When the string "Статья" occurs in a line of the records, show that line.

▬▬▬

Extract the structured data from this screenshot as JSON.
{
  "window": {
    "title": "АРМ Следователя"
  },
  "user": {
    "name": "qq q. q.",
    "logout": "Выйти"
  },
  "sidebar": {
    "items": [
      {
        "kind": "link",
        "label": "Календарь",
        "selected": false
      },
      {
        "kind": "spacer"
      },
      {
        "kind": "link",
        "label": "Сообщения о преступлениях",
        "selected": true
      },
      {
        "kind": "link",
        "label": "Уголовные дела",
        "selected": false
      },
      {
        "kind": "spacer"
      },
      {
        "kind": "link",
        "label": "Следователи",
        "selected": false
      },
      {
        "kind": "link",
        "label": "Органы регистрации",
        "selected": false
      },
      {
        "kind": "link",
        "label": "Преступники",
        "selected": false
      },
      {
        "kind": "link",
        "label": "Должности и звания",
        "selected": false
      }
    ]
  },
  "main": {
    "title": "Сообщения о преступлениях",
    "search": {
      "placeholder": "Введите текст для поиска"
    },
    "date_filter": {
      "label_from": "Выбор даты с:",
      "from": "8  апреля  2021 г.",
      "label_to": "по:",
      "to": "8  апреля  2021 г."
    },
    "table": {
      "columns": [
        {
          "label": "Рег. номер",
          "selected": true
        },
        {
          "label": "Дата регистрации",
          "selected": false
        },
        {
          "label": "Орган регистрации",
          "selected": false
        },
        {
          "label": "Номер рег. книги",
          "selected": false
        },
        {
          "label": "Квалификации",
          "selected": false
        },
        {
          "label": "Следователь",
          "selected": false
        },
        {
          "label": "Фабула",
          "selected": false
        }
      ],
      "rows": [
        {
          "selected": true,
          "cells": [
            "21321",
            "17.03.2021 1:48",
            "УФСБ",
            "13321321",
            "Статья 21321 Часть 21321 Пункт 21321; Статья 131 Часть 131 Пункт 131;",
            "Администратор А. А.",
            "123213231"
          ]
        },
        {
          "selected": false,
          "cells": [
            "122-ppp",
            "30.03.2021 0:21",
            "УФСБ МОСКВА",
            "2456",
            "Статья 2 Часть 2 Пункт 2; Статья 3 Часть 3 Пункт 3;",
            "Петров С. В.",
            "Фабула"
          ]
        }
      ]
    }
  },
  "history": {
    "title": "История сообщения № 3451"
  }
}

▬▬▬

## Solution to this exercise
            "Статья 21321 Часть 21321 Пункт 21321; Статья 131 Часть 131 Пункт 131;",
            "Статья 2 Часть 2 Пункт 2; Статья 3 Часть 3 Пункт 3;",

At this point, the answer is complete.